*TASK INSTRUCTIONS*.
All of the data that follows should be retyped exactly, please, except the pictures.

Content starts

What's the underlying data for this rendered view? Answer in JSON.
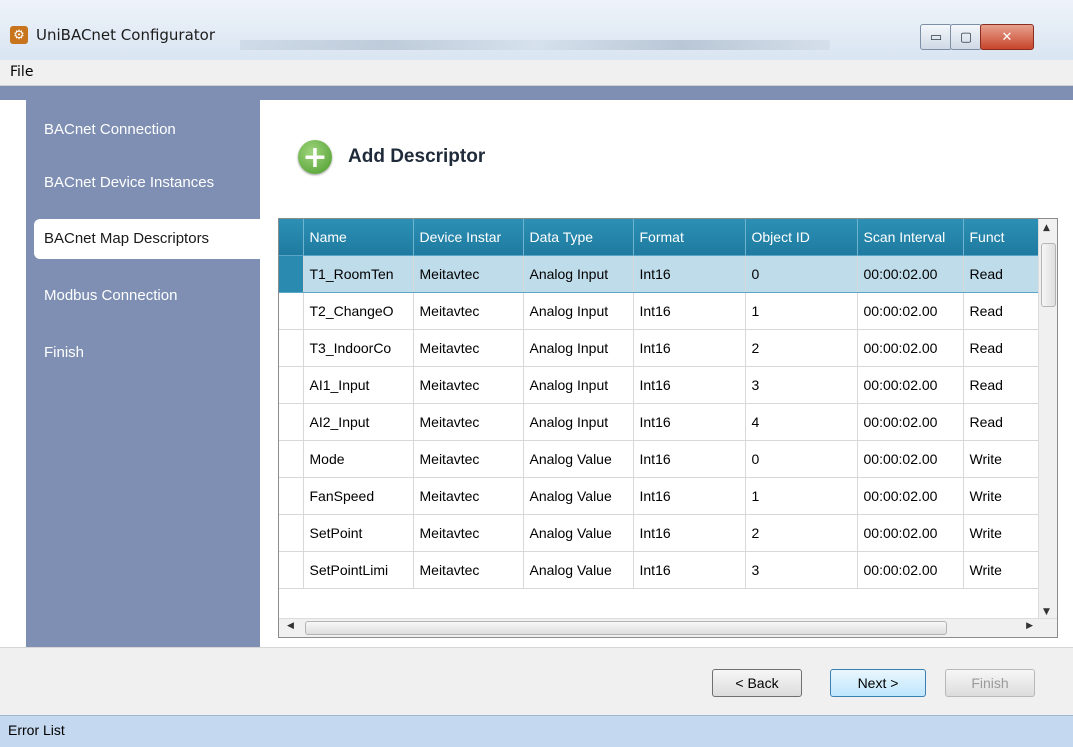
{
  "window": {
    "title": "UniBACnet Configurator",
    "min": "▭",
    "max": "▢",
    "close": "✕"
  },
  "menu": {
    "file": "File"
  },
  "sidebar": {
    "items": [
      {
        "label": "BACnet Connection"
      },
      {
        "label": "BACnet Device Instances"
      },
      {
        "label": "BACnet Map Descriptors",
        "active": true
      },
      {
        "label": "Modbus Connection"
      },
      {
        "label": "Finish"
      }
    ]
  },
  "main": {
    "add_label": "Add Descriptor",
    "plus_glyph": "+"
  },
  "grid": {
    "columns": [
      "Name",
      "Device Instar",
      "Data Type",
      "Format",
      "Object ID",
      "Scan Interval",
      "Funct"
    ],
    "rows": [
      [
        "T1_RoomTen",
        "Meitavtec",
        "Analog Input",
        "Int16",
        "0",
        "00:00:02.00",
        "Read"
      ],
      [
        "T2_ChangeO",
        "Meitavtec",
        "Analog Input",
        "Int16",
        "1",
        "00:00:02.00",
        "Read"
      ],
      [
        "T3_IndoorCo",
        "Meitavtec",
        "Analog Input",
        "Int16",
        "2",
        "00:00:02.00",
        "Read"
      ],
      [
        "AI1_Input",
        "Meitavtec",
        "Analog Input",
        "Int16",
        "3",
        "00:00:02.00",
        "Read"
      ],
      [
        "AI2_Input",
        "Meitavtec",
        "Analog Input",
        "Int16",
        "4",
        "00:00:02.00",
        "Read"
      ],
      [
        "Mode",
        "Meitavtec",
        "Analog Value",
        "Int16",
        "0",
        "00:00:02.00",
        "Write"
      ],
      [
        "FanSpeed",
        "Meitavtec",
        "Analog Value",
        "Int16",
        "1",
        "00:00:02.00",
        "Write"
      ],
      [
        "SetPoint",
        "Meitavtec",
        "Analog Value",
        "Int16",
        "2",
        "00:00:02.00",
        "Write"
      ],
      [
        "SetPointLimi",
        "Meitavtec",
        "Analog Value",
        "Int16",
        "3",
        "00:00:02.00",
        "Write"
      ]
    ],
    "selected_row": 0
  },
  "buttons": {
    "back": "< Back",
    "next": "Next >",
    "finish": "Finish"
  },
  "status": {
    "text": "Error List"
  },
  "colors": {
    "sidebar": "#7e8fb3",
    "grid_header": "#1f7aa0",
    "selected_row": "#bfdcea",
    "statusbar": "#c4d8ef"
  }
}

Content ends

*SOLUTION BELOW*.
What's the underlying data for this rendered view? Answer in JSON.
{
  "window": {
    "title": "UniBACnet Configurator",
    "min": "▭",
    "max": "▢",
    "close": "✕"
  },
  "menu": {
    "file": "File"
  },
  "sidebar": {
    "items": [
      {
        "label": "BACnet Connection"
      },
      {
        "label": "BACnet Device Instances"
      },
      {
        "label": "BACnet Map Descriptors",
        "active": true
      },
      {
        "label": "Modbus Connection"
      },
      {
        "label": "Finish"
      }
    ]
  },
  "main": {
    "add_label": "Add Descriptor",
    "plus_glyph": "+"
  },
  "grid": {
    "columns": [
      "Name",
      "Device Instar",
      "Data Type",
      "Format",
      "Object ID",
      "Scan Interval",
      "Funct"
    ],
    "rows": [
      [
        "T1_RoomTen",
        "Meitavtec",
        "Analog Input",
        "Int16",
        "0",
        "00:00:02.00",
        "Read"
      ],
      [
        "T2_ChangeO",
        "Meitavtec",
        "Analog Input",
        "Int16",
        "1",
        "00:00:02.00",
        "Read"
      ],
      [
        "T3_IndoorCo",
        "Meitavtec",
        "Analog Input",
        "Int16",
        "2",
        "00:00:02.00",
        "Read"
      ],
      [
        "AI1_Input",
        "Meitavtec",
        "Analog Input",
        "Int16",
        "3",
        "00:00:02.00",
        "Read"
      ],
      [
        "AI2_Input",
        "Meitavtec",
        "Analog Input",
        "Int16",
        "4",
        "00:00:02.00",
        "Read"
      ],
      [
        "Mode",
        "Meitavtec",
        "Analog Value",
        "Int16",
        "0",
        "00:00:02.00",
        "Write"
      ],
      [
        "FanSpeed",
        "Meitavtec",
        "Analog Value",
        "Int16",
        "1",
        "00:00:02.00",
        "Write"
      ],
      [
        "SetPoint",
        "Meitavtec",
        "Analog Value",
        "Int16",
        "2",
        "00:00:02.00",
        "Write"
      ],
      [
        "SetPointLimi",
        "Meitavtec",
        "Analog Value",
        "Int16",
        "3",
        "00:00:02.00",
        "Write"
      ]
    ],
    "selected_row": 0
  },
  "buttons": {
    "back": "< Back",
    "next": "Next >",
    "finish": "Finish"
  },
  "status": {
    "text": "Error List"
  },
  "colors": {
    "sidebar": "#7e8fb3",
    "grid_header": "#1f7aa0",
    "selected_row": "#bfdcea",
    "statusbar": "#c4d8ef"
  }
}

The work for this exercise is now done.